The Greenhouse Goes Greener
The Botany Greenhouse is aiming to show the campus how it can get even greener, not with plants inside, but on top, with a living "green" roof on a pre-existing shed alongside the greenhouse proper.
"We're building this green roof in order to demonstrate to the campus community what green roof technology looks like," says Danielle Pierce, a staff researcher with the Department of Landscape Architecture. She's also with the Green Futures Lab, which seeks faculty and student-driven solutions related to urban ecological planning. "It's just a demonstration project, on a roof that's 47 by 12 feet."
|Doug Ewing of the Botany Greenhouse and Danielle Pierce of the Department of Landscape Architecture and the Green Futures Lab work with some of the sedum installed in trays on the roof. Photo by Mary Levin.|
The project came together recently, and rather quickly as the result of work and agreement from several campus areas. Involved are the Department of Biology and the College of Arts and Sciences, and the College of Built Environments and its Department of Landscape Architecture. Apprentices with the Seattle local of the Roofers and Waterproofers Union did much of the manual work.
"I'm really excited about this, and I'm struck by how beautifully these different departments and sectors on campus integrate on this type of project," says Doug Ewing, manager of the Botany Greenhouse, who also thanked Facilities Services for its assistance and permission.
The shed has a corrugated steel roof on which was added a protective plywood deck and a layer of water-resistant EPDM (ethylene propylene dilene monomer) rubber as a sealant. Concrete squares are used as borders and a railing has been added for safety.
On top of the protective layer are plastic trays, 4 inches and 8 inches deep in different parts, that host the plants to make the green roof. "They drain slowly so they retain rainwater for a certain period of time and keep it around so the plants can use it, and then it slowly drips away," explains Pierce.
The trays are filled with three types of plantings: one section is filled with sedum, a leaf succulent often used as ground cover; another with various edible plants and vegetables planted and maintained by the UW Farm program; and the third featuring plants native to the region. "We're putting in native plants as a sort of experiment," Pierce says. "We're going to grid it off and map out where each one grows, so we know who's alive and who's dead."

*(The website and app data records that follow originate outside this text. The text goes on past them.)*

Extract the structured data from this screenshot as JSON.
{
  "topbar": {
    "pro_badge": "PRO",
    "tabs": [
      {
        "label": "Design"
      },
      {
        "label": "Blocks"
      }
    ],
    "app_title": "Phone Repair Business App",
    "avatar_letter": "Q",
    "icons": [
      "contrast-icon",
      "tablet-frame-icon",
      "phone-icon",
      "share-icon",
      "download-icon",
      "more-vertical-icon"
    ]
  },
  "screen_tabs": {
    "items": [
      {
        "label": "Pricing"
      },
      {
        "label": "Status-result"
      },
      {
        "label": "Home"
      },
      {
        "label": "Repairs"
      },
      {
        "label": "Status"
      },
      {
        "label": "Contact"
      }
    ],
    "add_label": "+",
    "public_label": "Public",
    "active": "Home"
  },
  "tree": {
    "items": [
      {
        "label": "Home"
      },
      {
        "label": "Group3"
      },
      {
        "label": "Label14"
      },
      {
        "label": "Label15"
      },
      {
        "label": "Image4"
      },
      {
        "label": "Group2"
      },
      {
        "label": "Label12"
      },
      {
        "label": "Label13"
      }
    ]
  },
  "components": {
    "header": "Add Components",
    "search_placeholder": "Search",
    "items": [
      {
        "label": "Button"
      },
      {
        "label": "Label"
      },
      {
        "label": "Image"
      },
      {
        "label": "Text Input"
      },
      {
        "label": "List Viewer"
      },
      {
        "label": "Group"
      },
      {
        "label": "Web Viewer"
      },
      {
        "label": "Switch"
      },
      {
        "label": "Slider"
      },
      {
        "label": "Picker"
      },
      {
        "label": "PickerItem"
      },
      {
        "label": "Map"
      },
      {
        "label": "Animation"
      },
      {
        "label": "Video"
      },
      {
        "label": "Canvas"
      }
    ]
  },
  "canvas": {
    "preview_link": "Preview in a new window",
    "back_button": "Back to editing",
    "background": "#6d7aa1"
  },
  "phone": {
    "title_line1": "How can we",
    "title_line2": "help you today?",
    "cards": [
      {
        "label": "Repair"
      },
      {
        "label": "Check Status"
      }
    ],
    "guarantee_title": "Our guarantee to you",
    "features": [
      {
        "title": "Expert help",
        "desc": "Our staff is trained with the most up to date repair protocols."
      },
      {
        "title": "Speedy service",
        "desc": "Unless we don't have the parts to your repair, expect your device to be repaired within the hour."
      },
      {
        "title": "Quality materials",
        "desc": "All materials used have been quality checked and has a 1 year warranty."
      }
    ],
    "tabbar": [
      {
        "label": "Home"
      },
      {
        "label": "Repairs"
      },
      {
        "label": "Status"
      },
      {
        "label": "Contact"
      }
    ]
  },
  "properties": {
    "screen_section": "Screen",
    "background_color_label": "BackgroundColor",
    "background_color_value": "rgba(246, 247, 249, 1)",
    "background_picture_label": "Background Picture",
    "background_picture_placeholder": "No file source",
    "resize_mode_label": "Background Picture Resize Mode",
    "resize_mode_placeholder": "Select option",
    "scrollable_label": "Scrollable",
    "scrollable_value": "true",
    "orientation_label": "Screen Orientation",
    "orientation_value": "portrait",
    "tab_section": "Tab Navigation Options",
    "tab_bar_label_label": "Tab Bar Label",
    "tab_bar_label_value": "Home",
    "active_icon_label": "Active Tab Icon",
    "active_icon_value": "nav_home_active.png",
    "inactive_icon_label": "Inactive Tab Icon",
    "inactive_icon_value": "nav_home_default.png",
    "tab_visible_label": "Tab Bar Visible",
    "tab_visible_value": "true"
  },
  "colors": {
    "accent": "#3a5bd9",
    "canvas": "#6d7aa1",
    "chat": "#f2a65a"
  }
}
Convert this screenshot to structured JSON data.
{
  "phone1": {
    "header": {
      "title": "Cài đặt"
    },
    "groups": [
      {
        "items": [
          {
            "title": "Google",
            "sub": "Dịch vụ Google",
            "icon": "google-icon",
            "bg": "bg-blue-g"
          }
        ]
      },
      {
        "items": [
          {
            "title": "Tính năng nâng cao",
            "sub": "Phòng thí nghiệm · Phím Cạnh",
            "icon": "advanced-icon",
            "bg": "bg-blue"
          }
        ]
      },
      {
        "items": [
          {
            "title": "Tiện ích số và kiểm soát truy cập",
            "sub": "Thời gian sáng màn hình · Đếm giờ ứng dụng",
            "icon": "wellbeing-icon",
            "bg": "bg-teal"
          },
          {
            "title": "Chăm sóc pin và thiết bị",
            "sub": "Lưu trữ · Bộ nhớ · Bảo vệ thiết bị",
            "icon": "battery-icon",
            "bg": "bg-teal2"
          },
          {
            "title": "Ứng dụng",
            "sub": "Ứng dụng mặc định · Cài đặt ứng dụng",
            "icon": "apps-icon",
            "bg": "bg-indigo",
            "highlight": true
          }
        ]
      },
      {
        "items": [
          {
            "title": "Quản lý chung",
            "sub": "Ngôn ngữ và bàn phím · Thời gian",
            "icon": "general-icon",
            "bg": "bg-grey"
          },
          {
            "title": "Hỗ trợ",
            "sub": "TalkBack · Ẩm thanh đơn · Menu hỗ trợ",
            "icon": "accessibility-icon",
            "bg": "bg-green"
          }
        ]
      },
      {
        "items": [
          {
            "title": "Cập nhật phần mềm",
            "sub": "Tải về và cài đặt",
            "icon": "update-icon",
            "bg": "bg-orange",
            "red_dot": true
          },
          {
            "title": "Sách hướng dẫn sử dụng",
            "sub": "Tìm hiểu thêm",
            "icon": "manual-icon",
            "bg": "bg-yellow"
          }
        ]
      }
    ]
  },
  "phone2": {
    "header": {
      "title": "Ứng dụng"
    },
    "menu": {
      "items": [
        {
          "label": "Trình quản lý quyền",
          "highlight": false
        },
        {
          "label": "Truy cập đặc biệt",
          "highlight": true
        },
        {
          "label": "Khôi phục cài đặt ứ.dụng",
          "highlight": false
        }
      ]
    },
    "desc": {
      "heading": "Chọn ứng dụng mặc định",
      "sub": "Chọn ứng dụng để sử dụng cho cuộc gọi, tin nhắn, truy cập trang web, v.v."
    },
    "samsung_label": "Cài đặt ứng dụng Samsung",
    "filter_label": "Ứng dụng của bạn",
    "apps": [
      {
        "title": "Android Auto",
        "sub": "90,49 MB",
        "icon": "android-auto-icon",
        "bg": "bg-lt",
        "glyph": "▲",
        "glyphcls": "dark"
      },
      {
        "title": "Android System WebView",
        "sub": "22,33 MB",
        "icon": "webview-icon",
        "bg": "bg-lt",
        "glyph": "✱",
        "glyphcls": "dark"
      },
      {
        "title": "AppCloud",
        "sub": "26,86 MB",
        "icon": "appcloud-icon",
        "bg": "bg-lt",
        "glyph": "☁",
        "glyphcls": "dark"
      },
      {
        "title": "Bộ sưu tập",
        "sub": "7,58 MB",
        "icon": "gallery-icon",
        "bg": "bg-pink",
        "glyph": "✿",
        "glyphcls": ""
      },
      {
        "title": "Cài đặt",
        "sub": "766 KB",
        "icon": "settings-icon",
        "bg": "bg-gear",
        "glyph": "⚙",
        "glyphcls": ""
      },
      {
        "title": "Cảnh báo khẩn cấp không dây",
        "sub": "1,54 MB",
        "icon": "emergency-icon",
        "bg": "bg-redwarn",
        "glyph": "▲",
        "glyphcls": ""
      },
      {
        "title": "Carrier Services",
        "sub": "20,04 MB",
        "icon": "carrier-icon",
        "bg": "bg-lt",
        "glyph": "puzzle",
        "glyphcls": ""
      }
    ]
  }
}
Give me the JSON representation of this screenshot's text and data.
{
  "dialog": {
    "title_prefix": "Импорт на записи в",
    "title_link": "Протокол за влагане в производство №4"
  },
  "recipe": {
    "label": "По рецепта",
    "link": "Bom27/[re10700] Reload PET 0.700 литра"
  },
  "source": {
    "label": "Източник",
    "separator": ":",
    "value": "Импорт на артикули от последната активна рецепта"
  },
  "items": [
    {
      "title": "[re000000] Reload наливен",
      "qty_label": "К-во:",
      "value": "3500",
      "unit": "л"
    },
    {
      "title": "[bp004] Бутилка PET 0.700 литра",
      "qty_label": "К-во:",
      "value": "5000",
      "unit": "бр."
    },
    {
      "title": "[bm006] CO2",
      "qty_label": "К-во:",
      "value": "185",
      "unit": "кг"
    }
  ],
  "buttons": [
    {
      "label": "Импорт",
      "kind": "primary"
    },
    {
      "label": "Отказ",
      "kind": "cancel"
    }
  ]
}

Many of the materials for the project were donated by Snyder Roofing of Snohomish, which has a similar experimental green roof over one of its materials sheds and is studying different technologies and how they interact with stormwater runoff and water quality.
"Right now there's just a tremendous amount of interest in this whole idea of green roofs and green walls," says Ewing. He's particularly interested in the educational element of the green roof, and the notion that school children here on campus tours will see it as an example of what can be done.
"What motivates me is getting people interested in plants—growing plants and noticing plants and sort of recognizing that plants are important," he says. "It's... what we've been doing here with this botany greenhouse for decades. And having the chance to put a little display green roof up is just another little component of all this."
Adapted from an article by Peter Kelley in University Week, April 1, 2010.